All software developers know how to write code, but many developers are not very good at creating the design of an application or a subsystem. We all get training in programming languages, development tools, algorithms, data structures, communications protocols, and database tools, but most of us have never had a formal course in software design. We learn about design "on the job" -- it is a case of learning by doing.
There are a number of standard design principles that ought to be part of every developer's toolkit. The most important principles include:
These principles are useful, but they can be a bit complicated to follow. Many novice designers have difficulty applying them in their design work. A better way to improve software designs is to apply a set of design heuristics in the process of doing design reviews.
The best set of design heuristics is a list of object-oriented design heuristics created a number of years ago by the OO design expert Arthur Riel. Arthur's heuristics are a good starting point for having discussions about good and bad design practices.
This set of heuristics is outlined in Arthur's excellent book Object Oriented Design Heuristics. (The book is available online through the Safari system.)

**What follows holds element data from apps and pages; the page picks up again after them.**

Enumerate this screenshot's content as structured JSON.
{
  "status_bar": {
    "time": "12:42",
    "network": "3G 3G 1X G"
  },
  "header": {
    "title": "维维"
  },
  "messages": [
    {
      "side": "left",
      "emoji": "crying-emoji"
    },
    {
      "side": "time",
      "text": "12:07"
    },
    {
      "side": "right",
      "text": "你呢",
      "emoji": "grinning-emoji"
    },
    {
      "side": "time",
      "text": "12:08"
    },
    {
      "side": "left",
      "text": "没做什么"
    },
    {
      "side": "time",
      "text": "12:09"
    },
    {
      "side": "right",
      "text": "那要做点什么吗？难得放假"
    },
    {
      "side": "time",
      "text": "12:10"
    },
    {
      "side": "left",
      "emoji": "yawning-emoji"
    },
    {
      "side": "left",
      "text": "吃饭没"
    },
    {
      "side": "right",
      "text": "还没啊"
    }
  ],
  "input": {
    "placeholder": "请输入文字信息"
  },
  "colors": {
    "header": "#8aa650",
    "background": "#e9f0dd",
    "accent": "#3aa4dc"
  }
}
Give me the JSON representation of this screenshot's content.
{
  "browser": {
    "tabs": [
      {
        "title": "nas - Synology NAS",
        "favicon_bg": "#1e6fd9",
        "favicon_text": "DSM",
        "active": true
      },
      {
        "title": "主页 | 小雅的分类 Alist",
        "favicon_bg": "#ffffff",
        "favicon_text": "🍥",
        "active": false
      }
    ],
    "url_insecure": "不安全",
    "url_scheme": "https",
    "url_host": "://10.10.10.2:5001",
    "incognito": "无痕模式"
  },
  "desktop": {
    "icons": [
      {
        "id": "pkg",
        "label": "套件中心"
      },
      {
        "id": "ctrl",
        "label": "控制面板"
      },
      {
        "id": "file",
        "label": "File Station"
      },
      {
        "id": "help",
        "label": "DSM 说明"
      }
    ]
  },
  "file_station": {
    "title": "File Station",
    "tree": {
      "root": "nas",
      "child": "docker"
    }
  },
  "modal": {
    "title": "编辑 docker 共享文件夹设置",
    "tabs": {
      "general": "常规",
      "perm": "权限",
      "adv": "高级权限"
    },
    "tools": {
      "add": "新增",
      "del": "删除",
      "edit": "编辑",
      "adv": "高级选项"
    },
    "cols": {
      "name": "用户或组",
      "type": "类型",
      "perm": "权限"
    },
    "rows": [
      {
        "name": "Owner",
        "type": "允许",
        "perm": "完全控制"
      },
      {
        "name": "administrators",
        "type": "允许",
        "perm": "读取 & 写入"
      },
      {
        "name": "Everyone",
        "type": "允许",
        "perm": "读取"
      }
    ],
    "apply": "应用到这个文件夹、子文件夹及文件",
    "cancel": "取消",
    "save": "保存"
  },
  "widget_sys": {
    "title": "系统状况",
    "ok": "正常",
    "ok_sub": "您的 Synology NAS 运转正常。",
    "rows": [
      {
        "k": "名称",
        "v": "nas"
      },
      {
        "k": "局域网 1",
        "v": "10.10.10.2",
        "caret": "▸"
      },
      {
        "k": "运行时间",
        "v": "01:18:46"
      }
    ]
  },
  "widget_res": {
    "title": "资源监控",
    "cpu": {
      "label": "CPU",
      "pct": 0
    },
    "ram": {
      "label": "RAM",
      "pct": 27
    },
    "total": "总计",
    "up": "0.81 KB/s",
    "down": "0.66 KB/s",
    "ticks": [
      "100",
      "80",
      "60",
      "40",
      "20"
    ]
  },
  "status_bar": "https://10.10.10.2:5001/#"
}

The heuristics are not absolute rules. Each heuristic describes a single good design or programming practice, but there are times where it is acceptable to violate the heuristic -- when there are design tradeoffs with other rules and practices.
These design heuristics are extremely valuable when developers are involved in design reviews. Many developers don't know how to talk about what they like and what they don't like in a design. In many reviews, no one wants to criticize a design choice because they don't know how to explain why the design choice is inadequate. So many design reviews just focus on superficial errors in the design document: obvious errors in algorithms, missing failure cases, and spelling mistakes.
In the design heuristics, there are several key terms that are used many times: god classes (classes that hoard the majority of the responsibility in a module or subsystem), size of the public interface (the number of public functions in a class interface or module interface), patterns of collaboration, containment relationships, information holder, controller, coordinator, and is-a relationship versus has-a relationship. These terms are very helpful, because a developer can look at an existing design and say, "I don't like this way of designing this subsystem, because the XYZ controller class is a god class. We should split up the responsibilities to make the design easier to understand and easier to maintain."
In conclusion, software developers can benefit from learning and using the design heuristics. The heuristics help developers discuss their designs -- to find design errors that might reduce the flexibility and reusability of the modules, or design flaws that might impact system performance and long-term system mainenance.